### Entries provided
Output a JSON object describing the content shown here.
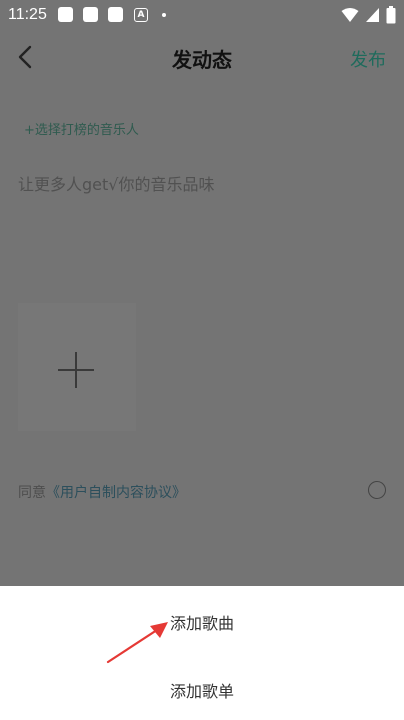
{
  "status_bar": {
    "time": "11:25",
    "notification_badge": "A"
  },
  "header": {
    "title": "发动态",
    "publish_label": "发布"
  },
  "compose": {
    "select_artist": "+选择打榜的音乐人",
    "placeholder": "让更多人get√你的音乐品味"
  },
  "agreement": {
    "prefix": "同意",
    "link_text": "《用户自制内容协议》"
  },
  "action_sheet": {
    "items": [
      {
        "label": "添加歌曲"
      },
      {
        "label": "添加歌单"
      }
    ]
  },
  "colors": {
    "accent_green": "#1e6b5c",
    "overlay": "#747474",
    "arrow_red": "#e53935"
  }
}
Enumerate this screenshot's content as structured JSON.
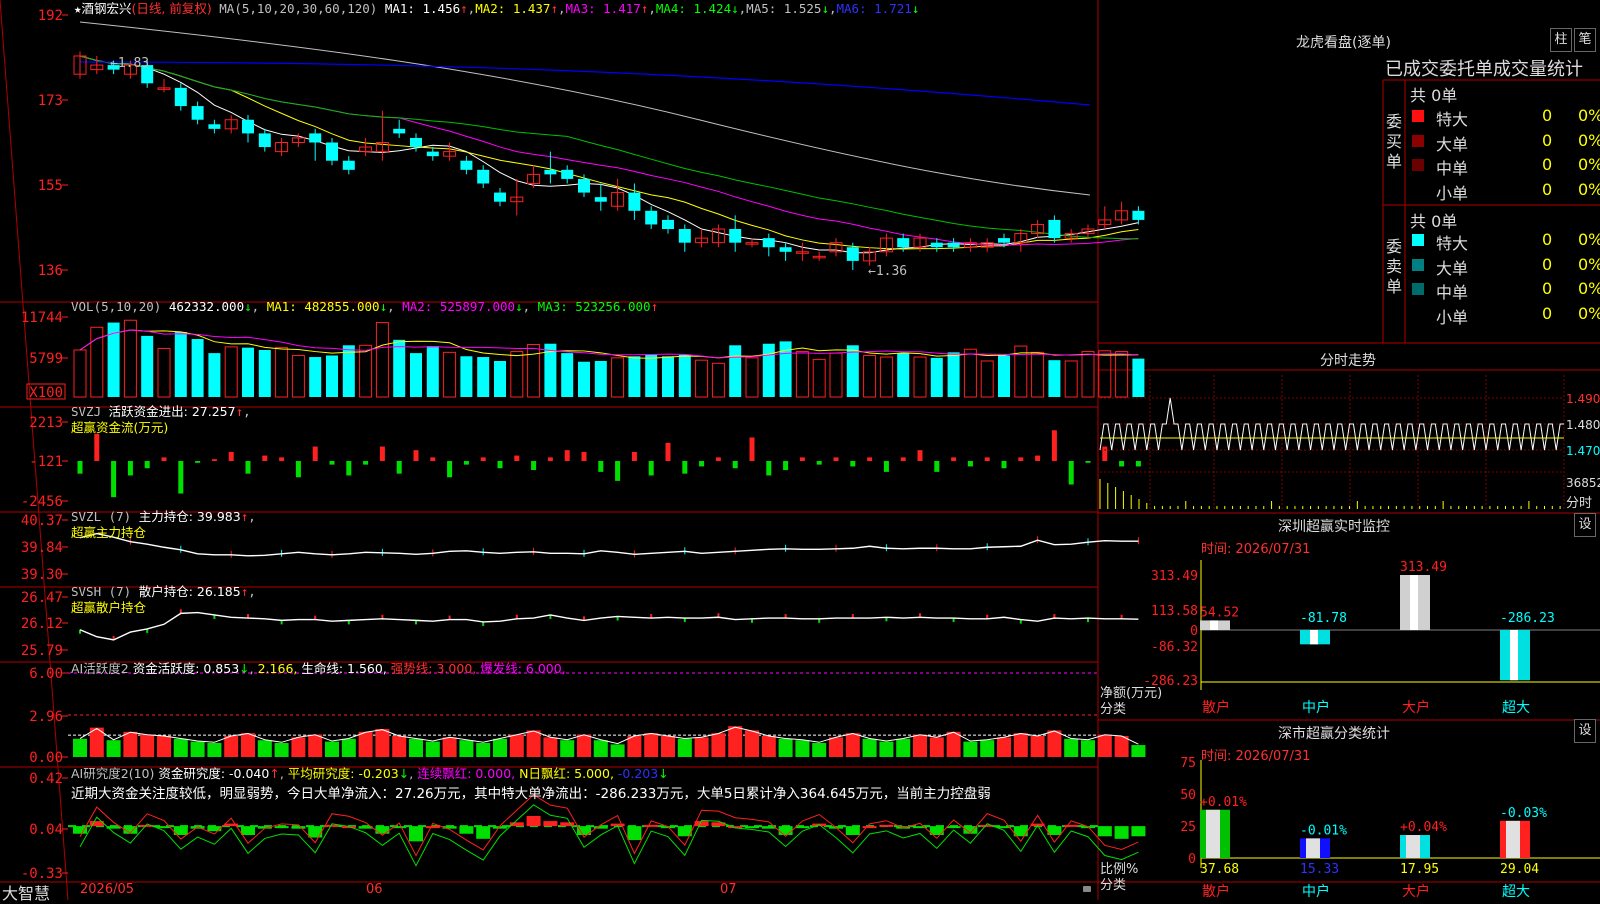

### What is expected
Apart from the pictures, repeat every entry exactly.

### Completed task
Output a JSON object describing the content shown here.
{
  "status_bar": {
    "time": "11:25",
    "notification_badge": "A"
  },
  "header": {
    "title": "发动态",
    "publish_label": "发布"
  },
  "compose": {
    "select_artist": "+选择打榜的音乐人",
    "placeholder": "让更多人get√你的音乐品味"
  },
  "agreement": {
    "prefix": "同意",
    "link_text": "《用户自制内容协议》"
  },
  "action_sheet": {
    "items": [
      {
        "label": "添加歌曲"
      },
      {
        "label": "添加歌单"
      }
    ]
  },
  "colors": {
    "accent_green": "#1e6b5c",
    "overlay": "#747474",
    "arrow_red": "#e53935"
  }
}
Enumerate this screenshot's content as structured JSON.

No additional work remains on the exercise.